Hope that helps!


To be honest, I've never lifted or seen anyone lift a near-maximal weight quickly. Even Benni Magnusson's pull takes a lot more time than any speed work and squats/bench take longer still.

I agree with Tiger_Fan that max lifting every week (especially with a reduced ROM) with the Conjugate method can be tough on the joints, especially, I'm sure, for older lifters - but high frequency training is great if cycled properly (Sheiko for example).

OP, just train consistently with any reasonable program and try to find what works for you. If strength hasn't been your focus before, progress should come quite quickly.


If you still want to do a lot of rep work, give the Juggernaut Method a try.



This is pretty much the name of the game, right here.


Fair play that's quite fast (though the elbow wraps might affect this) but I don't feel that such speed is necessary. He chooses to bench that way, but I'm not sure it makes him any better than those who bench more slowly.


Thanks for the reply! If you don't mind, how much have your lifts gone up since you've been running 5/3/1? And how long have you been running it?


Thanks! Will definitely consider!


Have to disagree. When you max out on any lift, are you attempting to lift it slow or as fast as possible? Even if it is moving slow, I am sure it is not deliberate, you are trying to get that weight up as fast as you can. Look at Brian Siders max lifts, he smokes them and says if it doesn't go up fast like that, it doesn't go up at all.

Force equals mass times acceleration. The more acceleration you can apply to that bar, with the weight being constant throughout the lift, the more force generated and hence weight you are pushing. I notice it a great deal when watching high level lifters, they either smoke it, or it doesn't go up.

Edit: What Louie is talking about some people being fast but not strong, but being able to make fast people strong, is that if you teach people to be quicker and quicker with a constant weight (sub maximal in the DE method) then you are increasing their acceleration, which increases force production, which increases max lifts.


While I'm sure there is carryover, remember that higher force production does not equal greater weight lifted; plyometrics such as depth jumps from height produce massive amounts of force, but that does not mean that an equal force could be applied to a squat bar or even leg press and the lift completed - a stretch/reflex produces more force every time.
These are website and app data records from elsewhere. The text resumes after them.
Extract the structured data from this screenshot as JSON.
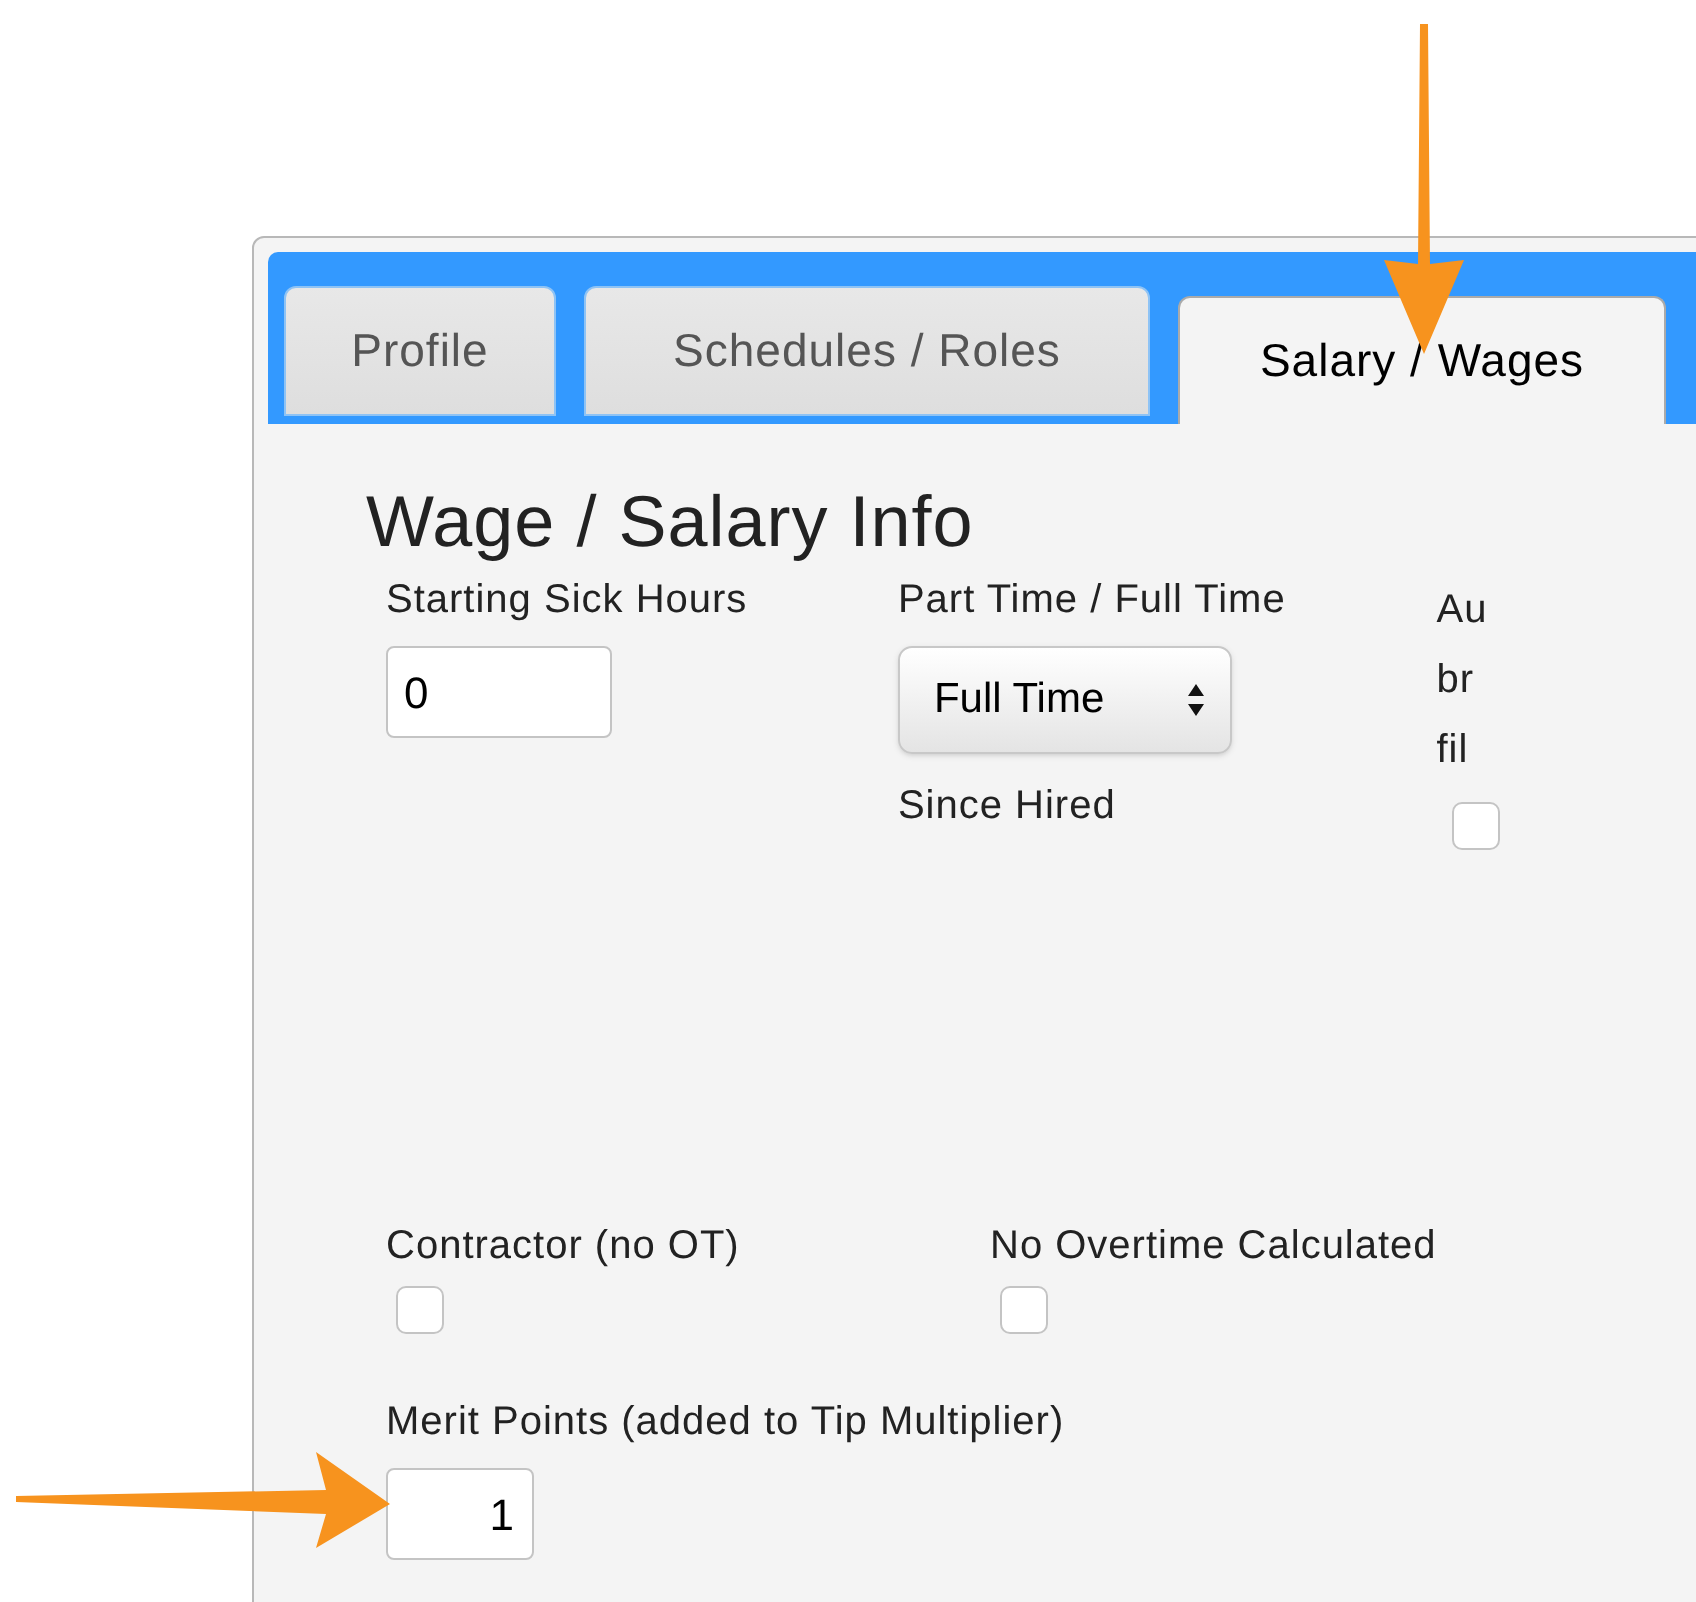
{
  "tabs": [
    {
      "label": "Profile",
      "selected": false
    },
    {
      "label": "Schedules / Roles",
      "selected": false
    },
    {
      "label": "Salary / Wages",
      "selected": true
    }
  ],
  "heading": "Wage / Salary Info",
  "top_fields": [
    {
      "kind": "text",
      "label": "Starting Sick Hours",
      "value": "0"
    },
    {
      "kind": "select",
      "label": "Part Time / Full Time",
      "value": "Full Time",
      "note": "Since Hired"
    },
    {
      "kind": "checkbox",
      "label_lines": [
        "Au",
        "br",
        "fil"
      ],
      "checked": false
    }
  ],
  "bottom_fields": [
    {
      "kind": "checkbox",
      "label": "Contractor (no OT)",
      "checked": false
    },
    {
      "kind": "checkbox",
      "label": "No Overtime Calculated",
      "checked": false
    }
  ],
  "merit": {
    "label": "Merit Points (added to Tip Multiplier)",
    "value": "1"
  }
}
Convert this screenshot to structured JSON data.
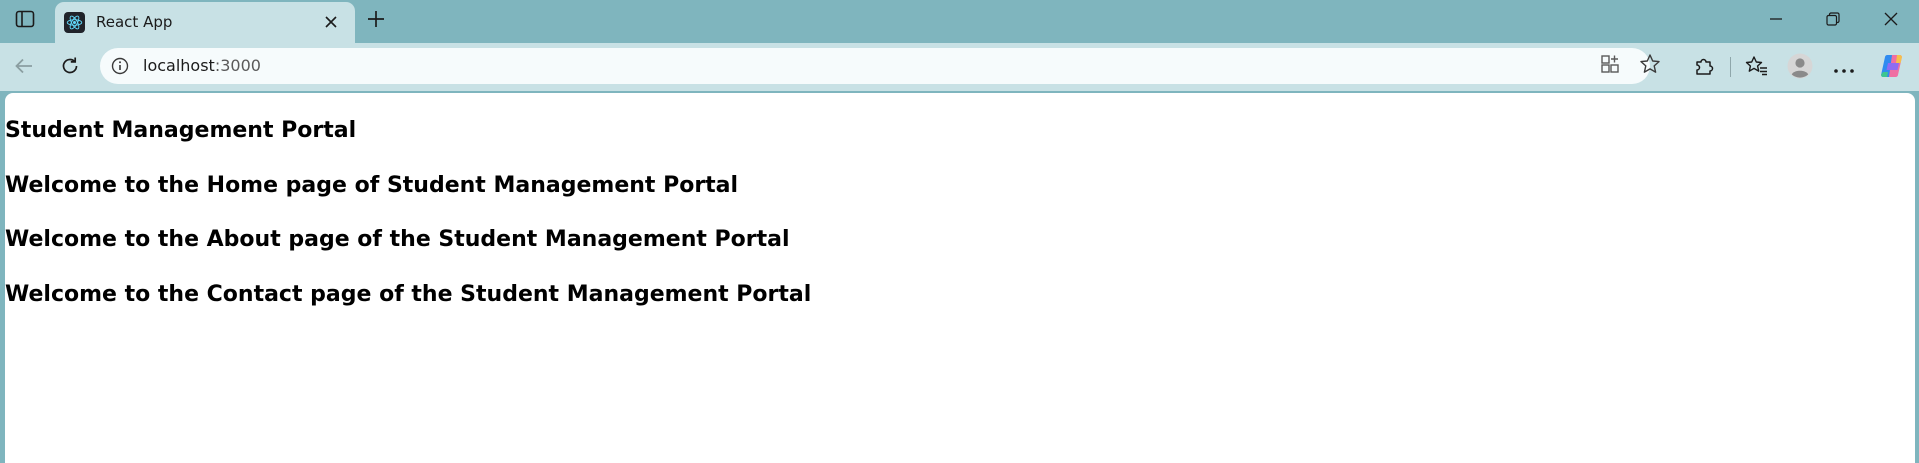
{
  "browser": {
    "tab": {
      "title": "React App",
      "favicon": "react-logo-icon"
    },
    "address_bar": {
      "host": "localhost",
      "port": ":3000"
    },
    "icons": {
      "tab_actions": "tab-actions-icon",
      "close_tab": "close-icon",
      "new_tab": "plus-icon",
      "minimize": "minimize-icon",
      "restore": "restore-icon",
      "close_window": "close-icon",
      "back": "back-arrow-icon",
      "refresh": "refresh-icon",
      "site_info": "info-icon",
      "app_available": "app-available-icon",
      "favorite": "star-icon",
      "extensions": "puzzle-icon",
      "favorites": "favorites-icon",
      "profile": "profile-icon",
      "more": "more-icon",
      "copilot": "copilot-icon"
    },
    "colors": {
      "frame": "#7fb5be",
      "toolbar": "#c8e1e5"
    }
  },
  "page": {
    "title": "Student Management Portal",
    "home_message": "Welcome to the Home page of Student Management Portal",
    "about_message": "Welcome to the About page of the Student Management Portal",
    "contact_message": "Welcome to the Contact page of the Student Management Portal"
  }
}
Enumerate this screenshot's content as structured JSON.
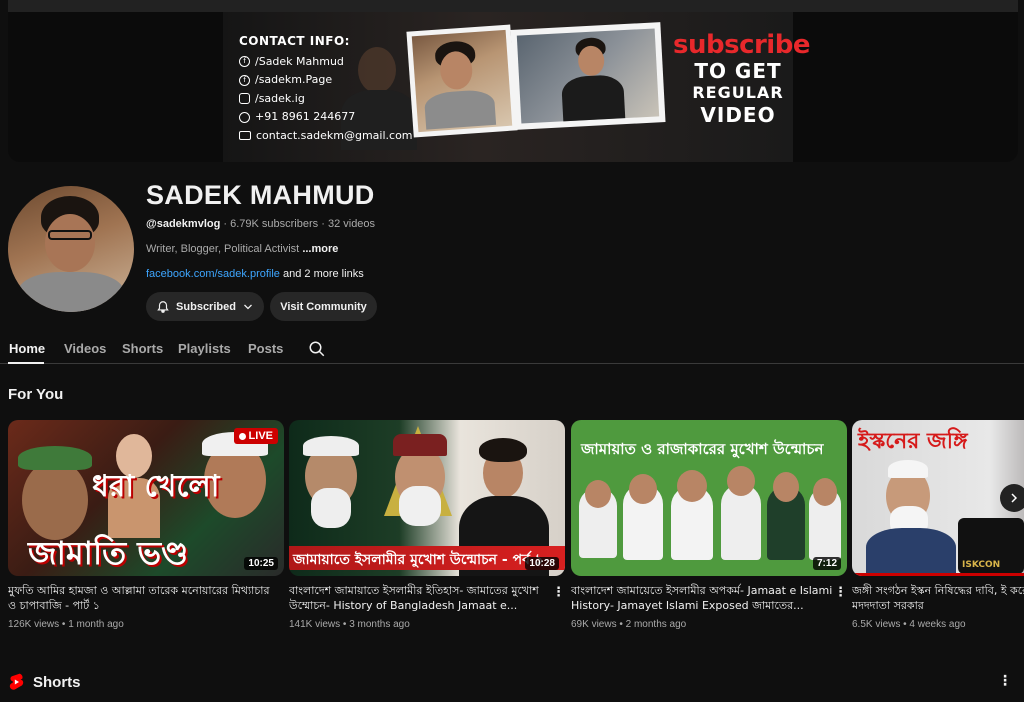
{
  "banner": {
    "contact_heading": "CONTACT INFO:",
    "contacts": [
      {
        "icon": "facebook-icon",
        "text": "/Sadek Mahmud"
      },
      {
        "icon": "facebook-icon",
        "text": "/sadekm.Page"
      },
      {
        "icon": "instagram-icon",
        "text": "/sadek.ig"
      },
      {
        "icon": "whatsapp-icon",
        "text": "+91 8961 244677"
      },
      {
        "icon": "email-icon",
        "text": "contact.sadekm@gmail.com"
      }
    ],
    "subscribe_word": "subscribe",
    "to_get": "TO GET",
    "regular": "REGULAR",
    "video": "VIDEO"
  },
  "channel": {
    "name": "SADEK MAHMUD",
    "handle": "@sadekmvlog",
    "subscribers": "6.79K subscribers",
    "videos": "32 videos",
    "description": "Writer, Blogger, Political Activist",
    "more": "...more",
    "link": "facebook.com/sadek.profile",
    "more_links": "and 2 more links",
    "subscribed_label": "Subscribed",
    "community_label": "Visit Community"
  },
  "tabs": {
    "home": "Home",
    "videos": "Videos",
    "shorts": "Shorts",
    "playlists": "Playlists",
    "posts": "Posts"
  },
  "for_you": {
    "title": "For You",
    "cards": [
      {
        "title": "মুফতি আমির হামজা ও আল্লামা তারেক মনোয়ারের মিথ্যাচার ও চাপাবাজি - পার্ট ১",
        "views": "126K views",
        "age": "1 month ago",
        "duration": "10:25",
        "live": "LIVE",
        "thumb_text_top": "ধরা খেলো",
        "thumb_text_bottom": "জামাতি ভণ্ড"
      },
      {
        "title": "বাংলাদেশ জামায়াতে ইসলামীর ইতিহাস- জামাতের মুখোশ উম্মোচন- History of Bangladesh Jamaat e...",
        "views": "141K views",
        "age": "3 months ago",
        "duration": "10:28",
        "thumb_text": "জামায়াতে ইসলামীর মুখোশ উন্মোচন - পর্ব ১"
      },
      {
        "title": "বাংলাদেশ জামায়েতে ইসলামীর অপকর্ম- Jamaat e Islami History- Jamayet Islami Exposed জামাতের...",
        "views": "69K views",
        "age": "2 months ago",
        "duration": "7:12",
        "thumb_text": "জামায়াত ও রাজাকারের মুখোশ উন্মোচন"
      },
      {
        "title": "জঙ্গী সংগঠন ইস্কন নিষিদ্ধের দাবি, ই করেছে? জঙ্গিদের মদদদাতা সরকার",
        "views": "6.5K views",
        "age": "4 weeks ago",
        "thumb_text": "ইস্কনের জঙ্গি",
        "thumb_badge": "ISKCON"
      }
    ]
  },
  "shorts_section": {
    "title": "Shorts"
  },
  "colors": {
    "background": "#0f0f0f",
    "accent_red": "#cc0000",
    "link_blue": "#3ea6ff",
    "chip": "#272727"
  }
}
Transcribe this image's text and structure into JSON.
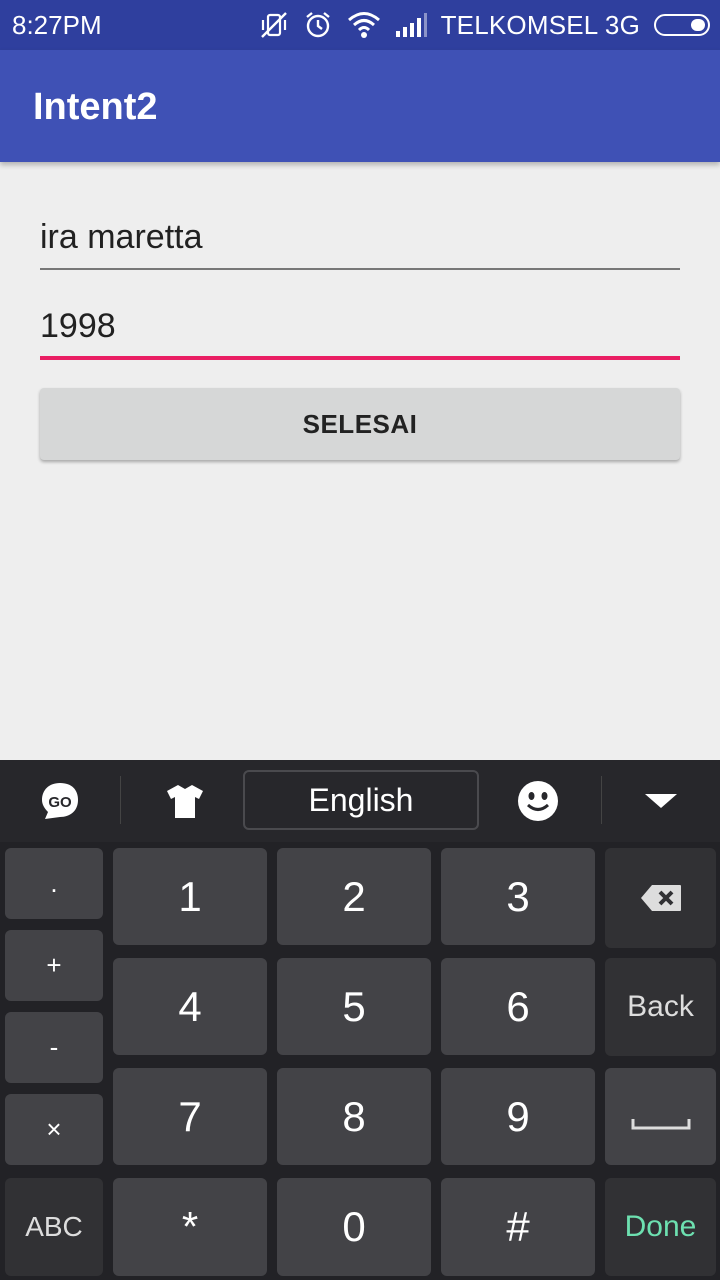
{
  "status_bar": {
    "time": "8:27PM",
    "carrier": "TELKOMSEL 3G",
    "icons": [
      "vibrate-off-icon",
      "alarm-icon",
      "wifi-icon",
      "signal-icon",
      "battery-icon"
    ]
  },
  "app_bar": {
    "title": "Intent2",
    "color": "#3f51b5"
  },
  "form": {
    "name_value": "ira maretta",
    "year_value": "1998",
    "submit_label": "SELESAI",
    "focus_color": "#e91e63"
  },
  "keyboard": {
    "toolbar": {
      "go_icon": "go-keyboard-icon",
      "theme_icon": "tshirt-icon",
      "language": "English",
      "emoji_icon": "emoji-icon",
      "collapse_icon": "chevron-down-icon"
    },
    "side_keys": [
      ".",
      "+",
      "-",
      "×"
    ],
    "digits": [
      "1",
      "2",
      "3",
      "4",
      "5",
      "6",
      "7",
      "8",
      "9",
      "*",
      "0",
      "#"
    ],
    "back_label": "Back",
    "abc_label": "ABC",
    "done_label": "Done",
    "done_color": "#6de0b0",
    "delete_icon": "backspace-icon",
    "space_icon": "space-bar-icon"
  }
}
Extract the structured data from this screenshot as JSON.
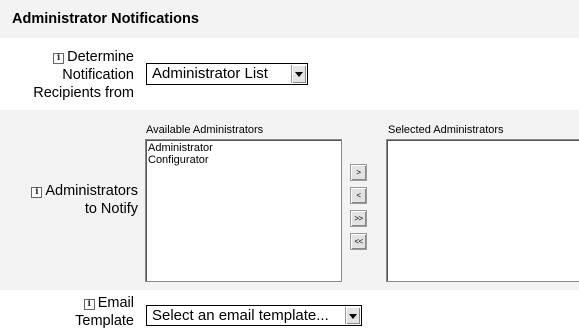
{
  "header": {
    "title": "Administrator Notifications"
  },
  "recipients": {
    "label_lines": [
      "Determine",
      "Notification",
      "Recipients from"
    ],
    "selected": "Administrator List"
  },
  "administrators": {
    "label_lines": [
      "Administrators",
      "to Notify"
    ],
    "available_title": "Available Administrators",
    "available_items": [
      "Administrator",
      "Configurator"
    ],
    "selected_title": "Selected Administrators",
    "selected_items": [],
    "buttons": {
      "add": ">",
      "remove": "<",
      "add_all": ">>",
      "remove_all": "<<"
    }
  },
  "email_template": {
    "label_lines": [
      "Email",
      "Template"
    ],
    "selected": "Select an email template..."
  },
  "icons": {
    "info": "info-icon"
  }
}
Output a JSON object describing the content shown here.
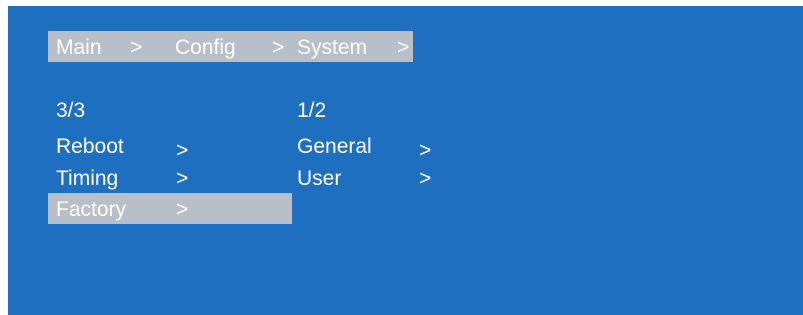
{
  "breadcrumb": {
    "main": "Main",
    "sep1": ">",
    "config": "Config",
    "sep2": ">",
    "system": "System",
    "sep3": ">"
  },
  "left_menu": {
    "page": "3/3",
    "items": [
      {
        "label": "Reboot",
        "arrow": ">"
      },
      {
        "label": "Timing",
        "arrow": ">"
      },
      {
        "label": "Factory",
        "arrow": ">"
      }
    ],
    "selected_index": 2
  },
  "right_menu": {
    "page": "1/2",
    "items": [
      {
        "label": "General",
        "arrow": ">"
      },
      {
        "label": "User",
        "arrow": ">"
      }
    ]
  },
  "colors": {
    "background": "#1f6fc0",
    "highlight": "#b9bfc8",
    "text": "#ffffff"
  }
}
It is the same with speed or DE work - the level of acceleration means there is a higher level of force production than during a maximal lift... but that is just it: we are interested in maximal lifting, and as force production is clearly not the limiting factor here, we need to look elsewhere to maximise strength gains.
(Not saying that DE and plyometrics are not useful at times, but they are not vital to a program and are unlikely to yield massive gains)


I do not believe with any of my logicality that benching 245lbs really fast will help me bench 405lbs, I do believe that benching 405lbs really fast will help me bench 405lbs, and if i can bench 405lbs really fast than im sure i could bench more untill i cant bench fast anymore.

This was the best way I could write what I think about the BP fast vs slow debate.

I do think DE will however allow me to work the BP more often, and thats about it.


Well, it is a formula, by changing the mass lifted, you are affecting the acceleration, but not necessarily the force that is produced. Just altering the variables. Force can be the same it just matters upon the amount of mass and the acceleration applied to it.


This all sounds like a very complicated way to lift heavy shit.




Maybe, but all in all we are just producing an acceleration to a mass we are trying to lift which we hope produces enough force throughout the entire range of motion to lift it to a point of completion by a judge (or three.) :slightly_smiling:


I just want to add, that after a certain point, does anything you do at all yield massive gains? Every little bit counts.